Captain John K. Kirk
John Kirk is an English and History teacher and librarian in Toronto, Canada. In addition to the traditional curriculum, John tries to teach his students to make sense of geek culture. And with the name "J. Kirk," it's hard for him to not inject "Star Trek" into his lessons.
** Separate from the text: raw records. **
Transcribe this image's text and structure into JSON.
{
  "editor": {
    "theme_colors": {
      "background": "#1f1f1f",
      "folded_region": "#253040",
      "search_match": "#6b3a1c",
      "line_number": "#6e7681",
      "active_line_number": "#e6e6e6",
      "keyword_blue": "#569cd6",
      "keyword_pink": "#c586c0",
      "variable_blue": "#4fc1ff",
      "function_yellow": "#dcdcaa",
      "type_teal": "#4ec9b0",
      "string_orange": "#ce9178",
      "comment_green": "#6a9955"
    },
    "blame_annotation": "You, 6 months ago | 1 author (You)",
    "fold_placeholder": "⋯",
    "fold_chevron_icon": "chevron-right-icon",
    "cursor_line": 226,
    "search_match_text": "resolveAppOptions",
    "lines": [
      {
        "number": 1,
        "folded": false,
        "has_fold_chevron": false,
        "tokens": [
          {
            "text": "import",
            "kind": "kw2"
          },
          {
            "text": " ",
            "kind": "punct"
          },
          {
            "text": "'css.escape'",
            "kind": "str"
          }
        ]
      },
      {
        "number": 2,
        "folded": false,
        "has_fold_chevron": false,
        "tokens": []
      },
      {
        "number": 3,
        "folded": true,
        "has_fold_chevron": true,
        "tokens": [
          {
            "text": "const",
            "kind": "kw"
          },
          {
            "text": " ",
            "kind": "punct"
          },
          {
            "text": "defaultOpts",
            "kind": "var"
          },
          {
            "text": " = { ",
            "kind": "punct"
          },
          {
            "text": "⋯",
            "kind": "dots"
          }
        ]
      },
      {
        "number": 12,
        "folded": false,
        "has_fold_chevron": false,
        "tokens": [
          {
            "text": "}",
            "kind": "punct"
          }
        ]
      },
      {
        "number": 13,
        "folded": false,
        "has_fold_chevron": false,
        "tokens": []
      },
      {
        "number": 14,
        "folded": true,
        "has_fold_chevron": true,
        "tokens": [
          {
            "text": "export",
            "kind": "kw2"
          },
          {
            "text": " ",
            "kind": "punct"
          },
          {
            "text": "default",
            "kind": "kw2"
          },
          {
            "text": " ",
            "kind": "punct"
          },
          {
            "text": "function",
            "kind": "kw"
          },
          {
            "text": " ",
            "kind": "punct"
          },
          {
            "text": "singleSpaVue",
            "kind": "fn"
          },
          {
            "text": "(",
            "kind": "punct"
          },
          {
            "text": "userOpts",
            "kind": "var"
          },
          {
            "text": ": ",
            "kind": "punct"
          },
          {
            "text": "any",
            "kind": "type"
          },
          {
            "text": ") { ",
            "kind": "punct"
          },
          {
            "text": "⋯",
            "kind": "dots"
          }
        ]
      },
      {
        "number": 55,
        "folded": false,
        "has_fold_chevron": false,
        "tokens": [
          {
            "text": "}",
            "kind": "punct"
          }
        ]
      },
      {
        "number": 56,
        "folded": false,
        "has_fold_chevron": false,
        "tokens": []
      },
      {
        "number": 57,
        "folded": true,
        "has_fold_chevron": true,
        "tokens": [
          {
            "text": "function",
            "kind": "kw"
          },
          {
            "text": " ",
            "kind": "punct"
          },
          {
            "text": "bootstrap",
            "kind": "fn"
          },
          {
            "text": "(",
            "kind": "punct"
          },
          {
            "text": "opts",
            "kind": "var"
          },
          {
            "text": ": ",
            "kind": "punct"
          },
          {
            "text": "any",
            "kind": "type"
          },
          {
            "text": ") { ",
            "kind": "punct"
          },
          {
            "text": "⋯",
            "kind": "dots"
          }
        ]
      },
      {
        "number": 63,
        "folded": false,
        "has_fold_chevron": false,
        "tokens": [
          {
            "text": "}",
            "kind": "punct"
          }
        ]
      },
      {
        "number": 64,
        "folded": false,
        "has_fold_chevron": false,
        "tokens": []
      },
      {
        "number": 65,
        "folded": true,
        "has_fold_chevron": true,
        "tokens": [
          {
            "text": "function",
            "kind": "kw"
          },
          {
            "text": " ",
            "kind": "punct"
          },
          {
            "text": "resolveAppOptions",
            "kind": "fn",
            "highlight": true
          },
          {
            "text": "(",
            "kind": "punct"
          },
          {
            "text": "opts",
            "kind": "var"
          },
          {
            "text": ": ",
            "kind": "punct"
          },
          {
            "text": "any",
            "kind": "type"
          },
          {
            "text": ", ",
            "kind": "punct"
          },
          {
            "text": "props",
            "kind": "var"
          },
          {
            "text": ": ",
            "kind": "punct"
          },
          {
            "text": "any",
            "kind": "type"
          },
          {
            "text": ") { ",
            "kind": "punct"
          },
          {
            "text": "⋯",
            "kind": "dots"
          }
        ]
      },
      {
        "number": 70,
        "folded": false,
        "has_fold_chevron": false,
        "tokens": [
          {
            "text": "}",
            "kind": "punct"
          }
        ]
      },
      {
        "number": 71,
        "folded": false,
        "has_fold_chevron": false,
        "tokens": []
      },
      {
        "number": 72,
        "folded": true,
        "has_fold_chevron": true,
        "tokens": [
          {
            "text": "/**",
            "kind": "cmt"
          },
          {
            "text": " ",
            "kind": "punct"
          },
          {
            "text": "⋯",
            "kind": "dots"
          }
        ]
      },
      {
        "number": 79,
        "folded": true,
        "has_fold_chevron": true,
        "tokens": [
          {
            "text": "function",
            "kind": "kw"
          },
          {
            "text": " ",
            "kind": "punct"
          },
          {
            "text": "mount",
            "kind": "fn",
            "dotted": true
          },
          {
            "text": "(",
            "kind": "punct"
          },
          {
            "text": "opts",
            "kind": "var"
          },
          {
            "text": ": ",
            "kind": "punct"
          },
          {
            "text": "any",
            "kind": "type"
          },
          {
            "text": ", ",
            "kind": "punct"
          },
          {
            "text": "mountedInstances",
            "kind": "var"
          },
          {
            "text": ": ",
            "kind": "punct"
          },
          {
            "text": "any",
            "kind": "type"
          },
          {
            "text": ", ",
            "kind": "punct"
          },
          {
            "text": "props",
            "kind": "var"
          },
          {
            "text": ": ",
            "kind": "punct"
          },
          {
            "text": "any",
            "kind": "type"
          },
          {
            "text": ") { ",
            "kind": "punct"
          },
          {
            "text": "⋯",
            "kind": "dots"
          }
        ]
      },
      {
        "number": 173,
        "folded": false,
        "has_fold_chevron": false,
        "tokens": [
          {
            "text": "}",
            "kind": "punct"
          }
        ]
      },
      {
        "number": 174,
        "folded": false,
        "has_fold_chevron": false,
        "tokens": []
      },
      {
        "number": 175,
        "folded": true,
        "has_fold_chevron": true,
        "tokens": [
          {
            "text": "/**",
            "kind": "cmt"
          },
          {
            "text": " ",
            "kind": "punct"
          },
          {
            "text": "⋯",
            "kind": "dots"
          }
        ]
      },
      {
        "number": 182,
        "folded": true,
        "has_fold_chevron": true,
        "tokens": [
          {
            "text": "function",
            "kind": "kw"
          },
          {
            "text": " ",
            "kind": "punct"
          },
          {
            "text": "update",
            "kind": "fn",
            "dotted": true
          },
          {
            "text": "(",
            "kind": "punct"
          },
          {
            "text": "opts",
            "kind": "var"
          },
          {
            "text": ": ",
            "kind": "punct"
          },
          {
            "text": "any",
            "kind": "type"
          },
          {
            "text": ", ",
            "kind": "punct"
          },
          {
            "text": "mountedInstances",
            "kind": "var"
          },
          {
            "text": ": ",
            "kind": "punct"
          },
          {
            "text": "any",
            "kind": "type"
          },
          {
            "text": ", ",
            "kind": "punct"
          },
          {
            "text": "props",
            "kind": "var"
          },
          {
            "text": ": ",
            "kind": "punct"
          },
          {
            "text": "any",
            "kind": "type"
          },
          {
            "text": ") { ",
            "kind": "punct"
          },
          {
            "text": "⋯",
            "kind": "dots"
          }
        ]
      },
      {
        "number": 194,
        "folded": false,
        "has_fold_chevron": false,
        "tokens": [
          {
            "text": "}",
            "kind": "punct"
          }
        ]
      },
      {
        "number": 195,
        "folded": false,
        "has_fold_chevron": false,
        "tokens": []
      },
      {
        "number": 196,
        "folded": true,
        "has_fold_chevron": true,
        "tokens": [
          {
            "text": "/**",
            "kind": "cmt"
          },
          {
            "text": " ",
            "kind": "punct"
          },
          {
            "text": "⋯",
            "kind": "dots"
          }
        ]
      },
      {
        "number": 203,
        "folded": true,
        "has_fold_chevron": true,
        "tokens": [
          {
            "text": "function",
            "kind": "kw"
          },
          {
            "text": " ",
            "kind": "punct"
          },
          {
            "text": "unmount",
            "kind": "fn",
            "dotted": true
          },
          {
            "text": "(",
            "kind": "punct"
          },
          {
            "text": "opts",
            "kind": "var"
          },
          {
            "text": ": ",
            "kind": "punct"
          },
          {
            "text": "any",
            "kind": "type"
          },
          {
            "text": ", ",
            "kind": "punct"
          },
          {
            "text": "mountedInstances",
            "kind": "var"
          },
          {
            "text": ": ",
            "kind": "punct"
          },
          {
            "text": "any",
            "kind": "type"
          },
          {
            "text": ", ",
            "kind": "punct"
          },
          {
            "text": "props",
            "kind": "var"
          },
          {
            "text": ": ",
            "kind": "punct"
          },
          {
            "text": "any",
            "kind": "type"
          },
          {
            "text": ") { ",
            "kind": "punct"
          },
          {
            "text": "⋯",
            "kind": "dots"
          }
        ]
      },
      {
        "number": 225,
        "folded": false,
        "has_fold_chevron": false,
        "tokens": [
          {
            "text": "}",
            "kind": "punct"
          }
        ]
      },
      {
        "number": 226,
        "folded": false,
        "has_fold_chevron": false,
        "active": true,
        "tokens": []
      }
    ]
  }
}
Comics, RPGs and the usual fanboy gear make up his classroom resources.